    In this paper, a 0.18-m SiGe BiCMOS 2232.5-GHz activebalun-LNA with high linearity and low power consumptionis presented. The linearity improvement is attained using anew linearity technique based on a constant Gm-cell transcon-ductance that forms the balun-LNA structure. The constantGm-cell transconductance is established through equal emit-ters area ratios of the balun-LNA. The constant small-signalGm-cell transconductance remains independent of input andoutput variations under large-signal behavior and provides thesecond-order intermodulation (IM2) cancellation, resulting inimproved linearity. The low power consumption is due inpart to the coupled inductors used between cascaded stages.The balun-LNA targets multistandard multichannel receiversapplications ranging from 22 to 32.5 GHz that require highlinearity. Many microwave and mm-wave applications not onlycoexist, but also overlap each other on the same frequencyspectrum, making the linearity the bottle neck for the receiversdynamic range.

    This paper is organized as follows. Section II dis-cusses the proposed balun-LNA architecture. Section IIIdescribes the design and implementation of coupled induc-tors model. Section IV provides the simulation and experi-mental results, and the conclusion remarks are presented inSection V.


    Fig. 1 shows the schematic of the 2232.5-GHz (single-to-differential) wideband active balun-LNA with high-gain, high-linearity, and low power consumption. Table I shows all the

    Fig. 1. Schematic of the proposed balun-LNA.

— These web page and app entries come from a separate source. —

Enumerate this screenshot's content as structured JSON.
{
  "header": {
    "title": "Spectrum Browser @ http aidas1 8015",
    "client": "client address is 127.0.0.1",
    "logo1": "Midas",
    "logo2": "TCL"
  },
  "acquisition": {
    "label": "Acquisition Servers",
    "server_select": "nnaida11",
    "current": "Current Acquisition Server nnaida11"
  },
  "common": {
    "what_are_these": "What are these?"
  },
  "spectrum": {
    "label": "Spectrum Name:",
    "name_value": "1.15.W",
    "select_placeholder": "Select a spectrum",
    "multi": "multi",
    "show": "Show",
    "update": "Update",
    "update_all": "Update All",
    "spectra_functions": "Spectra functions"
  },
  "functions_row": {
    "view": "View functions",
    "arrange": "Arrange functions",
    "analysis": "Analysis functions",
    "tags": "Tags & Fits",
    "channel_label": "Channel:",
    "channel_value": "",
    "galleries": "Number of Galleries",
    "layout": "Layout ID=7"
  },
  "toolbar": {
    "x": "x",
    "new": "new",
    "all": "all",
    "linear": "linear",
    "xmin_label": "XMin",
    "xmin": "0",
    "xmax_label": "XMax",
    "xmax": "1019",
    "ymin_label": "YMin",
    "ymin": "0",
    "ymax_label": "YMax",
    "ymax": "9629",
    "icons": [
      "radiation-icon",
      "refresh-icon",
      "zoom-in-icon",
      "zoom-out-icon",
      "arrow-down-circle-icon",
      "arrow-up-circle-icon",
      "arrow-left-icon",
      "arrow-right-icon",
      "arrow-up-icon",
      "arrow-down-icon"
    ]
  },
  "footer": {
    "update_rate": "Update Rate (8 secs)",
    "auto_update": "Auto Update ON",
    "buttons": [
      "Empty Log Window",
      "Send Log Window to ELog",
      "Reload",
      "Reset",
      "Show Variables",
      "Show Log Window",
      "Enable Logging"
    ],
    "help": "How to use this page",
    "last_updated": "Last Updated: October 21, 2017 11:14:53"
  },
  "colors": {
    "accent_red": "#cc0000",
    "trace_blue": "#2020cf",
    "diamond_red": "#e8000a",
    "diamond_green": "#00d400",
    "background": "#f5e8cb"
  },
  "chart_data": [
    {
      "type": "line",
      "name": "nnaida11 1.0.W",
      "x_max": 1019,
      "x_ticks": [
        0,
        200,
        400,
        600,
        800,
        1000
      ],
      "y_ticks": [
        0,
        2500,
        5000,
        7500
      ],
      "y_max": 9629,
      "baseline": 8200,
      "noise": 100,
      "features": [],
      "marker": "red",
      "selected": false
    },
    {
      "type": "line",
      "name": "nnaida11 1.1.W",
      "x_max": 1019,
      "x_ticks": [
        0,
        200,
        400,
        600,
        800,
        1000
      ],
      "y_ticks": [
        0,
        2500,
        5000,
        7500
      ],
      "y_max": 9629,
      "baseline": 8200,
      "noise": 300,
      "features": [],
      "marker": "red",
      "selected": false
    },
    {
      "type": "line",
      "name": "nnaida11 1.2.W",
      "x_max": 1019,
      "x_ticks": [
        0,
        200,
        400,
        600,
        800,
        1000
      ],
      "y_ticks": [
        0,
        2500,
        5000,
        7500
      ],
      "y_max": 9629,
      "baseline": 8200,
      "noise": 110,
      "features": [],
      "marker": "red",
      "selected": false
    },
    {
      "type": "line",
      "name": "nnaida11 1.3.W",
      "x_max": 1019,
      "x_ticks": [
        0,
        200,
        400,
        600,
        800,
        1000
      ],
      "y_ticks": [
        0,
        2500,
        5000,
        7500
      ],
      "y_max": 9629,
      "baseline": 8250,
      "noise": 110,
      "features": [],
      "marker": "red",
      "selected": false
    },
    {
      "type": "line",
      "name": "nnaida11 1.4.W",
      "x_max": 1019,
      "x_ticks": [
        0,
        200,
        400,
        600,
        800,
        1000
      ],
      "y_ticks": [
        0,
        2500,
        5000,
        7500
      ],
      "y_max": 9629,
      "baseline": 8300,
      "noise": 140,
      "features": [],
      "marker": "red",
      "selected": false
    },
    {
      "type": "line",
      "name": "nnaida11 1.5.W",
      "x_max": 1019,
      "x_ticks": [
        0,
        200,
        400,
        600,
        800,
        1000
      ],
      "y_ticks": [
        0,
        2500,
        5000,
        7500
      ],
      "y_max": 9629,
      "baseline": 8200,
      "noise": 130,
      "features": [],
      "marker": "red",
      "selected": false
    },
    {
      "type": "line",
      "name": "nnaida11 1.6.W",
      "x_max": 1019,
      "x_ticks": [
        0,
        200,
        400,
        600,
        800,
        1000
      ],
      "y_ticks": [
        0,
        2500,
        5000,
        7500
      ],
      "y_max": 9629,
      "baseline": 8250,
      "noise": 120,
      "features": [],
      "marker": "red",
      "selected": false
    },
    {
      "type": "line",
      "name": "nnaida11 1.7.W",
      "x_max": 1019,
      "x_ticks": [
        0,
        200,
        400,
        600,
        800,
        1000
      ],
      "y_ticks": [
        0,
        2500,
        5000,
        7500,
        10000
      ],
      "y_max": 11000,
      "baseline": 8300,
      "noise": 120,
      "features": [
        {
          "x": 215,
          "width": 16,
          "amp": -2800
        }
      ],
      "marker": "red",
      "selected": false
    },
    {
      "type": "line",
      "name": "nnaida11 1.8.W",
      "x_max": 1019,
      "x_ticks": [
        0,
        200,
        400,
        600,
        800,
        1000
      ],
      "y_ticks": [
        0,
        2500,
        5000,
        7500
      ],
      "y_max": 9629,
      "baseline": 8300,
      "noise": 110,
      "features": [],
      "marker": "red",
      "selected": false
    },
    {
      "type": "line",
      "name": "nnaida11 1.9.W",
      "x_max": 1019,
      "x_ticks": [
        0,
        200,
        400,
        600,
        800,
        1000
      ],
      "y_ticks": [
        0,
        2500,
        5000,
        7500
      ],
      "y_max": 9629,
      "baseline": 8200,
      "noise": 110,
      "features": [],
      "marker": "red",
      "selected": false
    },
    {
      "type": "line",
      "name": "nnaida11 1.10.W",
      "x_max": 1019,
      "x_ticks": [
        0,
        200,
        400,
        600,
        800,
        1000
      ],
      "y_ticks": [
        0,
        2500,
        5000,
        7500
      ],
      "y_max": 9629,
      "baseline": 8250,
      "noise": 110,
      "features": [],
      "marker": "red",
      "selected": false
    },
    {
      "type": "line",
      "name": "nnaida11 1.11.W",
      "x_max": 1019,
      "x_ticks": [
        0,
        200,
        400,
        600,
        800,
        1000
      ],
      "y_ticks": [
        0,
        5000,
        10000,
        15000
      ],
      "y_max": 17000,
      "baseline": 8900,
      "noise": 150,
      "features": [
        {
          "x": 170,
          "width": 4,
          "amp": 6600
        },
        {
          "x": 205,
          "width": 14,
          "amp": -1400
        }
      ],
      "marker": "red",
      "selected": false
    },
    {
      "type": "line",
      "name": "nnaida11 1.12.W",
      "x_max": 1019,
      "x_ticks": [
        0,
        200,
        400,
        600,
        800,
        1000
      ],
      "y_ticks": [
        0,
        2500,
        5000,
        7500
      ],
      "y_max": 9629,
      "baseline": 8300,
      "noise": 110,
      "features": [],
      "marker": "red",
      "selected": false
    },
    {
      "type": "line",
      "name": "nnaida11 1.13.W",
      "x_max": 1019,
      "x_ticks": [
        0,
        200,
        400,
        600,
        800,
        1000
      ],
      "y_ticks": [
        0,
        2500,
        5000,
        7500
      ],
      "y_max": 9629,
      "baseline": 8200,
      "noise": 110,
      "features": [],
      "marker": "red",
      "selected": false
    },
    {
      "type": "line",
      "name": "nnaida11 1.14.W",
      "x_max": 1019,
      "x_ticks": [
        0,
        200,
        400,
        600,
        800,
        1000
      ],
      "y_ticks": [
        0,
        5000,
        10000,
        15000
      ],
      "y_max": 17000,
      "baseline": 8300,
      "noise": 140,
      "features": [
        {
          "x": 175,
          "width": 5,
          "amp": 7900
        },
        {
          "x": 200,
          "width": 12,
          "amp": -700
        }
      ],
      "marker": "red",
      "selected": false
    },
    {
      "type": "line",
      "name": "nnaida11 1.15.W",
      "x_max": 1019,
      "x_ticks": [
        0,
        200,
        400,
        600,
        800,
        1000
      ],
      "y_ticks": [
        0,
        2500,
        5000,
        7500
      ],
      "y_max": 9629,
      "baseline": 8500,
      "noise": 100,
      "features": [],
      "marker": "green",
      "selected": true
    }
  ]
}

    design parameters of the component in Fig. 1. The proposedbalun-LNA architecture consists of a main transconductancegm gain stage, Q1, coupled to an auxiliary gain path, Q2,through a transformer. The coupled transformer increases thesignal swing at the input of the second stage, thus boostingthe Gm transconductance, hence gain, and reducing the powerconsumption. The composite Gm cell defined by transistors I1,Q2, and Q3 plays a major role in improving the linearizationof the structure. The stipulated total Gm stays constant evenin the presence of variations in gm1 of Q1 and gm2 of Q2 dueto high input power. As the collector currents of transistorsQ1and Q2 vary from their quiescent bias under large voltageswing, the gms dependency on equal emitters area (Ae) ratioskeeps the overall Gm-cell constant. The overall Gms constantand frequency-independent characteristic behavior with IM2cancellation results in linearity enhancement. A simple wide-band input matching network is established using inductors Lband Le1 similar to [15]. The effect of the coupling transformers(Le1 and Lb2) on t